  try

  {

      // Invoke the search method

      GoogleSearchResult result =

      s.doGoogleSearch(key, SearchBox.Text, 0, 10, false, "", false, "", "", "");

      foreach (ResultElement re in result.resultElements)

            ResultsBox.Items.Add(re.URL);

   }

  catch (System.Net.WebException ex)

  {

     MessageBox.Show(ex.Message);

    }

 }

 

Observe the “key” in the code.  You can get one the way I did, by registering at the Google website;  but you can use this one for trying out the service. Each key is good for 1000 queries, and we used some of them last year.  There are 71 students to share the remaining queries, so don’t use more than a few of them, please.  (Also, if you are not a student in this class, please do us a favor: don’t use this key at all.

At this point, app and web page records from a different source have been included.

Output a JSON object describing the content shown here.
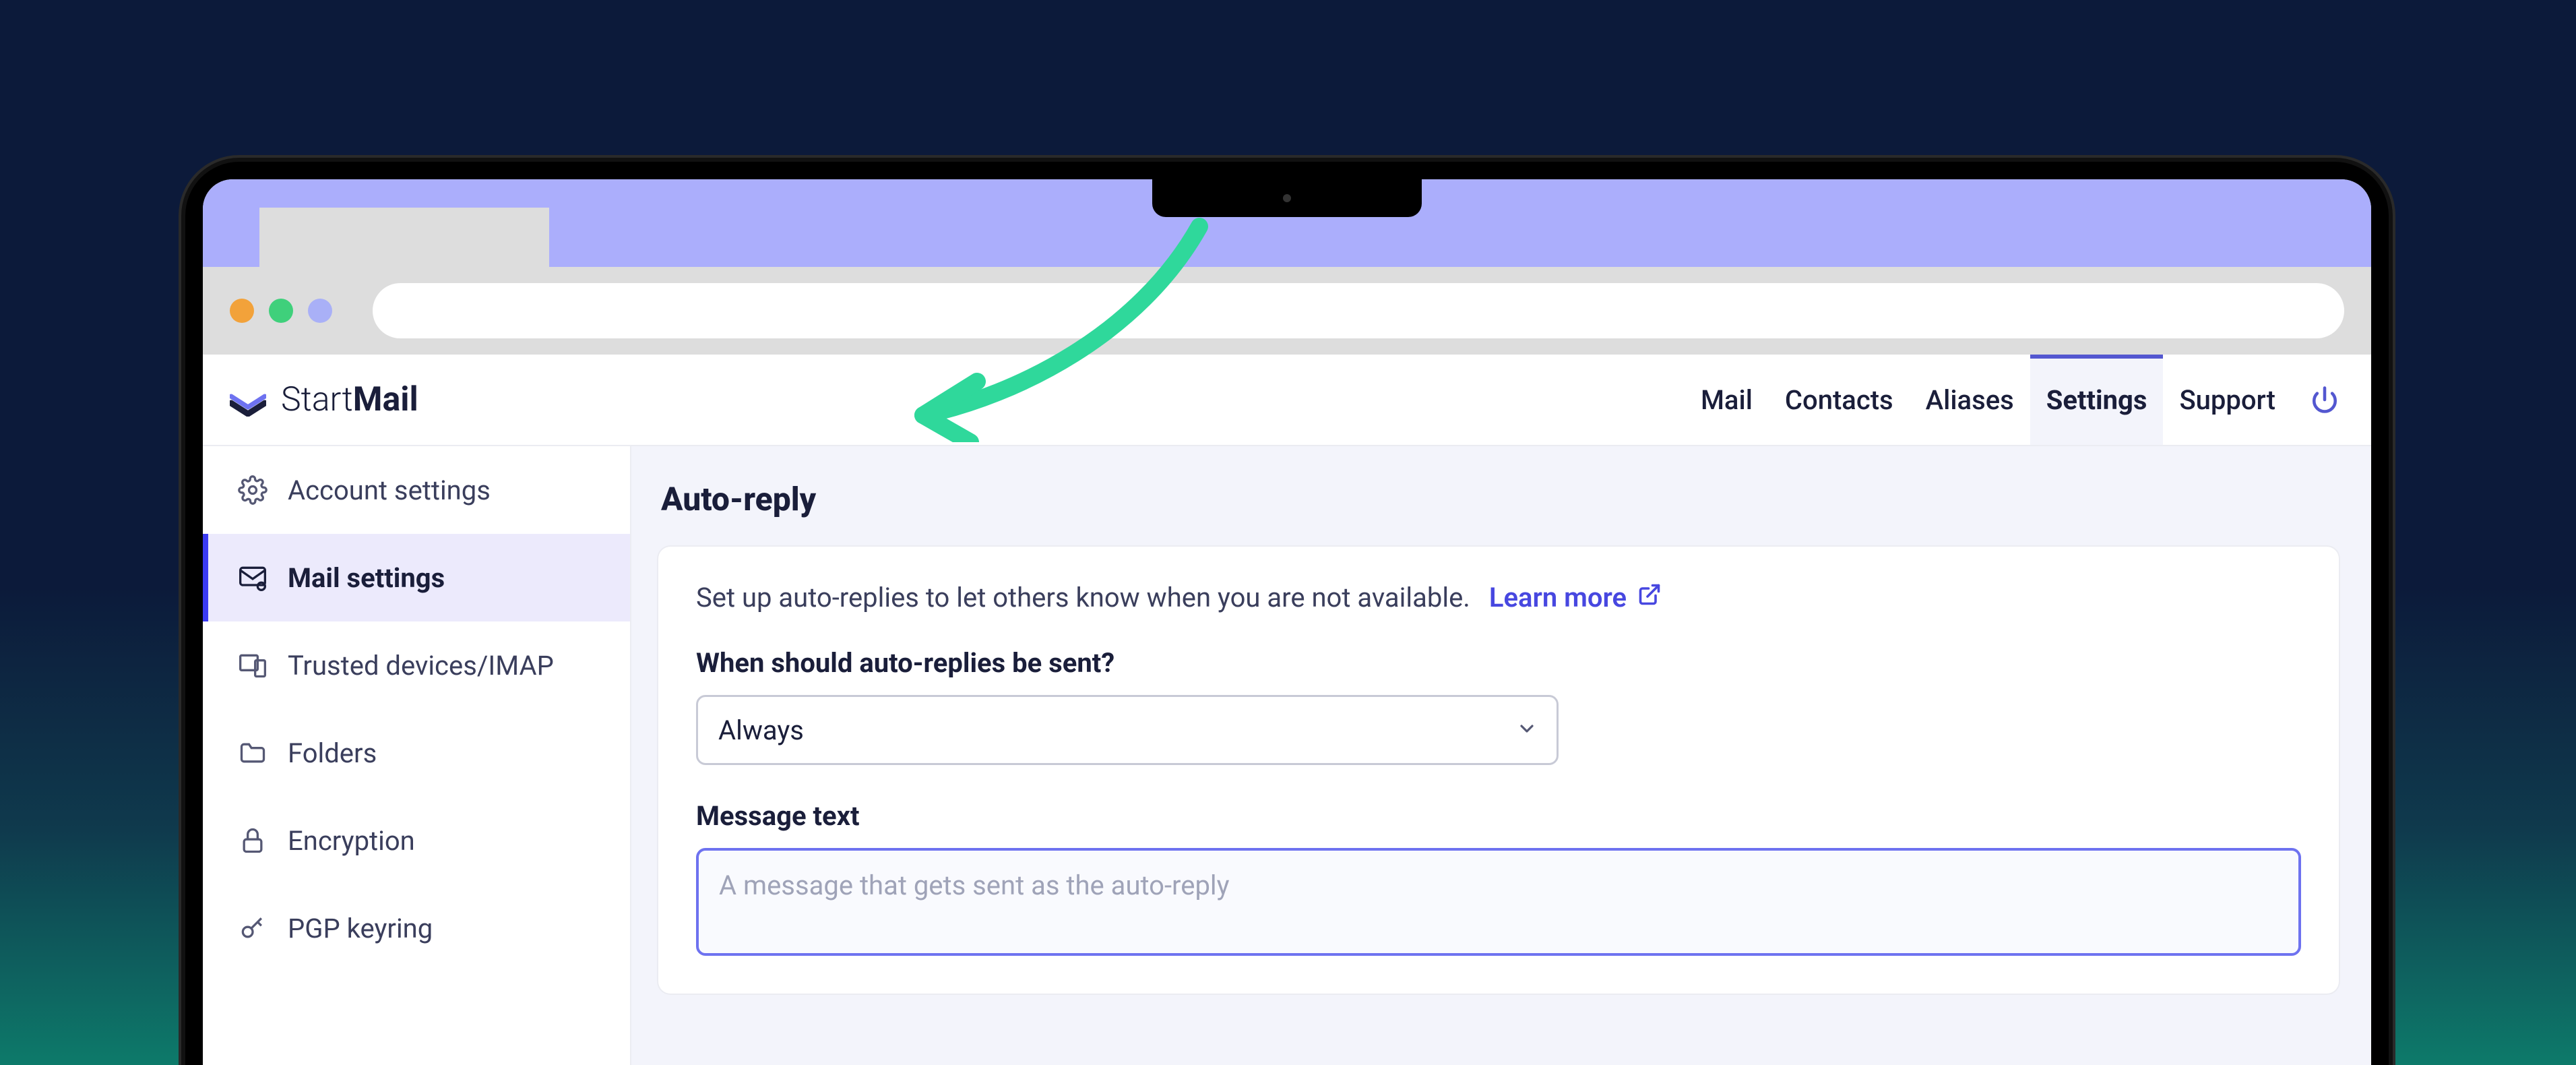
{
  "brand": {
    "start": "Start",
    "mail": "Mail"
  },
  "nav": {
    "items": [
      {
        "label": "Mail"
      },
      {
        "label": "Contacts"
      },
      {
        "label": "Aliases"
      },
      {
        "label": "Settings",
        "active": true
      },
      {
        "label": "Support"
      }
    ]
  },
  "sidebar": {
    "items": [
      {
        "label": "Account settings"
      },
      {
        "label": "Mail settings",
        "active": true
      },
      {
        "label": "Trusted devices/IMAP"
      },
      {
        "label": "Folders"
      },
      {
        "label": "Encryption"
      },
      {
        "label": "PGP keyring"
      }
    ]
  },
  "page": {
    "title": "Auto-reply",
    "desc": "Set up auto-replies to let others know when you are not available.",
    "learn_more": "Learn more",
    "when_label": "When should auto-replies be sent?",
    "when_value": "Always",
    "msg_label": "Message text",
    "msg_placeholder": "A message that gets sent as the auto-reply"
  },
  "colors": {
    "accent": "#4747e0",
    "arrow": "#2fd89b"
  }
}
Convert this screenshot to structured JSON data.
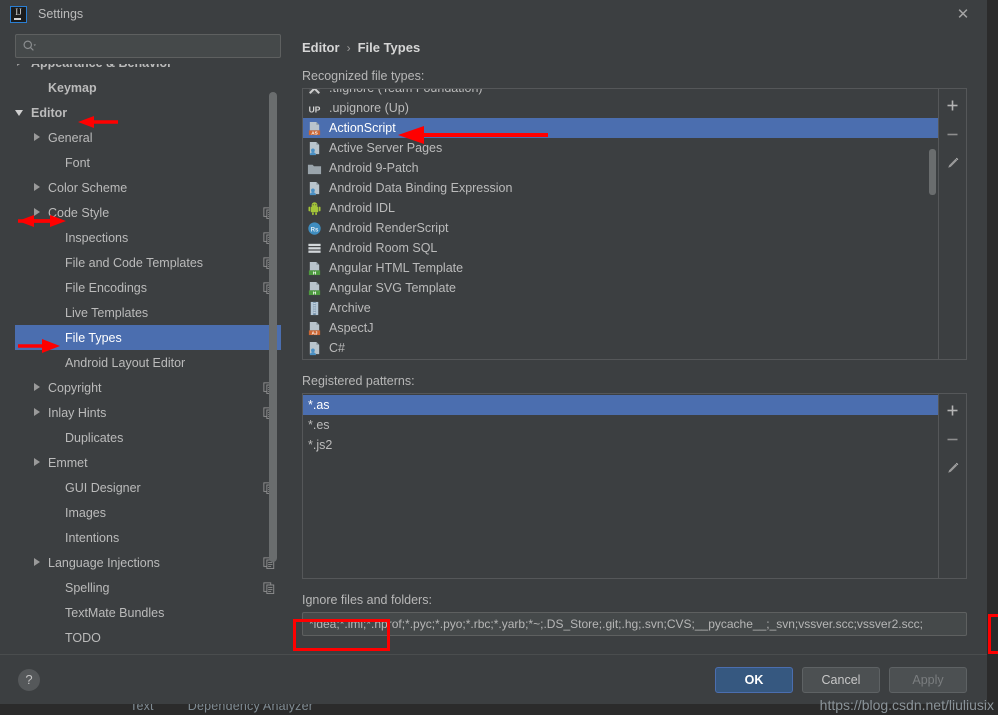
{
  "window": {
    "title": "Settings",
    "app_icon": "intellij-idea-logo",
    "close_icon": "close-icon"
  },
  "search": {
    "value": "",
    "placeholder": "",
    "icon": "search-icon"
  },
  "sidebar": {
    "scrollbar": "sidebar-scrollbar",
    "items": [
      {
        "label": "Appearance & Behavior",
        "indent": 0,
        "twisty": "closed",
        "bold": true,
        "selected": false,
        "copy_icon": false
      },
      {
        "label": "Keymap",
        "indent": 1,
        "twisty": "none",
        "bold": true,
        "selected": false,
        "copy_icon": false
      },
      {
        "label": "Editor",
        "indent": 0,
        "twisty": "open",
        "bold": true,
        "selected": false,
        "copy_icon": false
      },
      {
        "label": "General",
        "indent": 1,
        "twisty": "closed",
        "bold": false,
        "selected": false,
        "copy_icon": false
      },
      {
        "label": "Font",
        "indent": 2,
        "twisty": "none",
        "bold": false,
        "selected": false,
        "copy_icon": false
      },
      {
        "label": "Color Scheme",
        "indent": 1,
        "twisty": "closed",
        "bold": false,
        "selected": false,
        "copy_icon": false
      },
      {
        "label": "Code Style",
        "indent": 1,
        "twisty": "closed",
        "bold": false,
        "selected": false,
        "copy_icon": true
      },
      {
        "label": "Inspections",
        "indent": 2,
        "twisty": "none",
        "bold": false,
        "selected": false,
        "copy_icon": true
      },
      {
        "label": "File and Code Templates",
        "indent": 2,
        "twisty": "none",
        "bold": false,
        "selected": false,
        "copy_icon": true
      },
      {
        "label": "File Encodings",
        "indent": 2,
        "twisty": "none",
        "bold": false,
        "selected": false,
        "copy_icon": true
      },
      {
        "label": "Live Templates",
        "indent": 2,
        "twisty": "none",
        "bold": false,
        "selected": false,
        "copy_icon": false
      },
      {
        "label": "File Types",
        "indent": 2,
        "twisty": "none",
        "bold": false,
        "selected": true,
        "copy_icon": false
      },
      {
        "label": "Android Layout Editor",
        "indent": 2,
        "twisty": "none",
        "bold": false,
        "selected": false,
        "copy_icon": false
      },
      {
        "label": "Copyright",
        "indent": 1,
        "twisty": "closed",
        "bold": false,
        "selected": false,
        "copy_icon": true
      },
      {
        "label": "Inlay Hints",
        "indent": 1,
        "twisty": "closed",
        "bold": false,
        "selected": false,
        "copy_icon": true
      },
      {
        "label": "Duplicates",
        "indent": 2,
        "twisty": "none",
        "bold": false,
        "selected": false,
        "copy_icon": false
      },
      {
        "label": "Emmet",
        "indent": 1,
        "twisty": "closed",
        "bold": false,
        "selected": false,
        "copy_icon": false
      },
      {
        "label": "GUI Designer",
        "indent": 2,
        "twisty": "none",
        "bold": false,
        "selected": false,
        "copy_icon": true
      },
      {
        "label": "Images",
        "indent": 2,
        "twisty": "none",
        "bold": false,
        "selected": false,
        "copy_icon": false
      },
      {
        "label": "Intentions",
        "indent": 2,
        "twisty": "none",
        "bold": false,
        "selected": false,
        "copy_icon": false
      },
      {
        "label": "Language Injections",
        "indent": 1,
        "twisty": "closed",
        "bold": false,
        "selected": false,
        "copy_icon": true
      },
      {
        "label": "Spelling",
        "indent": 2,
        "twisty": "none",
        "bold": false,
        "selected": false,
        "copy_icon": true
      },
      {
        "label": "TextMate Bundles",
        "indent": 2,
        "twisty": "none",
        "bold": false,
        "selected": false,
        "copy_icon": false
      },
      {
        "label": "TODO",
        "indent": 2,
        "twisty": "none",
        "bold": false,
        "selected": false,
        "copy_icon": false
      }
    ]
  },
  "breadcrumb": {
    "root": "Editor",
    "separator": "›",
    "current": "File Types"
  },
  "recognized": {
    "label": "Recognized file types:",
    "items": [
      {
        "name": ".tfignore (Team Foundation)",
        "icon": "tf-ignore-icon",
        "selected": false
      },
      {
        "name": ".upignore (Up)",
        "icon": "up-ignore-icon",
        "selected": false
      },
      {
        "name": "ActionScript",
        "icon": "actionscript-icon",
        "selected": true
      },
      {
        "name": "Active Server Pages",
        "icon": "asp-icon",
        "selected": false
      },
      {
        "name": "Android 9-Patch",
        "icon": "folder-icon",
        "selected": false
      },
      {
        "name": "Android Data Binding Expression",
        "icon": "asp-icon",
        "selected": false
      },
      {
        "name": "Android IDL",
        "icon": "android-robot-icon",
        "selected": false
      },
      {
        "name": "Android RenderScript",
        "icon": "renderscript-icon",
        "selected": false
      },
      {
        "name": "Android Room SQL",
        "icon": "sql-table-icon",
        "selected": false
      },
      {
        "name": "Angular HTML Template",
        "icon": "angular-html-icon",
        "selected": false
      },
      {
        "name": "Angular SVG Template",
        "icon": "angular-html-icon",
        "selected": false
      },
      {
        "name": "Archive",
        "icon": "archive-icon",
        "selected": false
      },
      {
        "name": "AspectJ",
        "icon": "aspectj-icon",
        "selected": false
      },
      {
        "name": "C#",
        "icon": "asp-icon",
        "selected": false
      }
    ],
    "toolbar": [
      {
        "icon": "plus-icon",
        "name": "add-file-type-button"
      },
      {
        "icon": "minus-icon",
        "name": "remove-file-type-button"
      },
      {
        "icon": "pencil-icon",
        "name": "edit-file-type-button"
      }
    ]
  },
  "patterns": {
    "label": "Registered patterns:",
    "items": [
      {
        "value": "*.as",
        "selected": true
      },
      {
        "value": "*.es",
        "selected": false
      },
      {
        "value": "*.js2",
        "selected": false
      }
    ],
    "toolbar": [
      {
        "icon": "plus-icon",
        "name": "add-pattern-button"
      },
      {
        "icon": "minus-icon",
        "name": "remove-pattern-button"
      },
      {
        "icon": "pencil-icon",
        "name": "edit-pattern-button"
      }
    ]
  },
  "ignore": {
    "label": "Ignore files and folders:",
    "value": "*idea;*.iml;*.hprof;*.pyc;*.pyo;*.rbc;*.yarb;*~;.DS_Store;.git;.hg;.svn;CVS;__pycache__;_svn;vssver.scc;vssver2.scc;"
  },
  "footer": {
    "help_icon": "question-mark-icon",
    "ok_label": "OK",
    "cancel_label": "Cancel",
    "apply_label": "Apply"
  },
  "watermark": "https://blog.csdn.net/liuliusix",
  "background_tabs": [
    "Text",
    "Dependency Analyzer"
  ],
  "colors": {
    "selection": "#4b6eaf",
    "panel": "#3c3f41",
    "annotation": "#ff0000",
    "primary_button": "#365880"
  }
}
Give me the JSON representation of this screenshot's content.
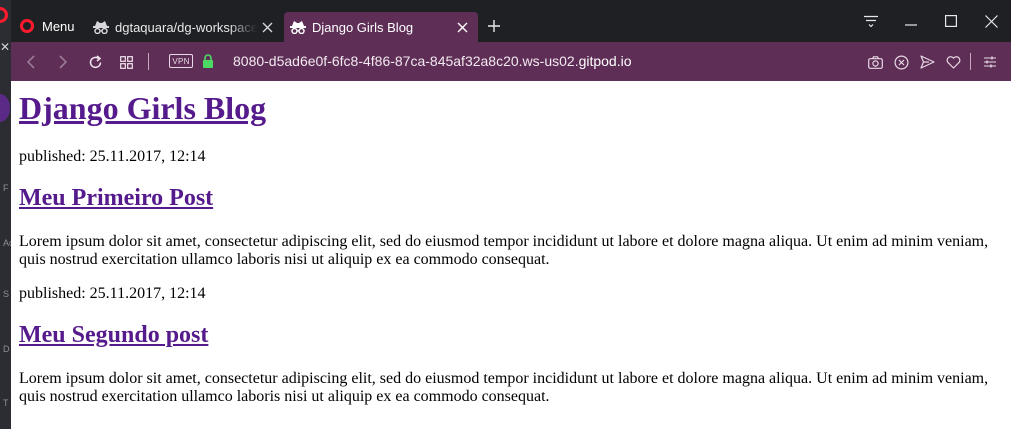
{
  "tabs": {
    "menu_label": "Menu",
    "inactive_title": "dgtaquara/dg-workspace - Gitpod",
    "active_title": "Django Girls Blog"
  },
  "address": {
    "vpn_label": "VPN",
    "url_prefix": "8080-d5ad6e0f-6fc8-4f86-87ca-845af32a8c20.ws-us02.",
    "url_domain": "gitpod.io"
  },
  "background_app": {
    "visible_letters": [
      "F",
      "Ac",
      "S",
      "D",
      "T"
    ]
  },
  "page": {
    "blog_title": "Django Girls Blog",
    "posts": [
      {
        "published": "published: 25.11.2017, 12:14",
        "title": "Meu Primeiro Post",
        "text": "Lorem ipsum dolor sit amet, consectetur adipiscing elit, sed do eiusmod tempor incididunt ut labore et dolore magna aliqua. Ut enim ad minim veniam, quis nostrud exercitation ullamco laboris nisi ut aliquip ex ea commodo consequat."
      },
      {
        "published": "published: 25.11.2017, 12:14",
        "title": "Meu Segundo post",
        "text": "Lorem ipsum dolor sit amet, consectetur adipiscing elit, sed do eiusmod tempor incididunt ut labore et dolore magna aliqua. Ut enim ad minim veniam, quis nostrud exercitation ullamco laboris nisi ut aliquip ex ea commodo consequat."
      }
    ]
  },
  "colors": {
    "tab_bar": "#1f2024",
    "accent": "#5e2e56",
    "link": "#551a8b",
    "opera_red": "#ff1b2d",
    "lock_green": "#4cd964"
  }
}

Get your own key for free by registering at the Google website.)

 

 

7.  Build and run your program.   You should see that you get the first ten URLs returned by Google for whatever search term you entered.    Your program could do whatever it wanted with those URLS, including, of course, allow the user to navigate to them using a Web Browser control.

Here’s a picture of a sample result.

 

 

8.   Add a text box SpellBox, a Spell  button,  a label SpellResultLabel, as shown below.  Use the property sheet of SpellResultLabel to achieve this appearance:

Here’s the code behind the Spell button:

 

private void spellButton_Click(object sender, System.EventArgs e)

{  // Create a Google Search object

    GoogleSearchService s = new GoogleSearchService();

     String key = "cdXP+PpQFHJF/2ydd/KsaDqWFvcpDFCH";

     try

     { // Ask for spelling suggestion

       String suggestion = s.doSpellingSuggestion(key, spellBox.Text);

       // Display the suggestion, if any

      if (suggestion == null)

          spellResultLabel.Text = "<no suggestion>";

     else        

            spellResultLabel.Text = suggestion;

    }

    catch (System.Web.Services.Protocols.SoapException ex)

  {

      MessageBox.Show(ex.Message);

   }

}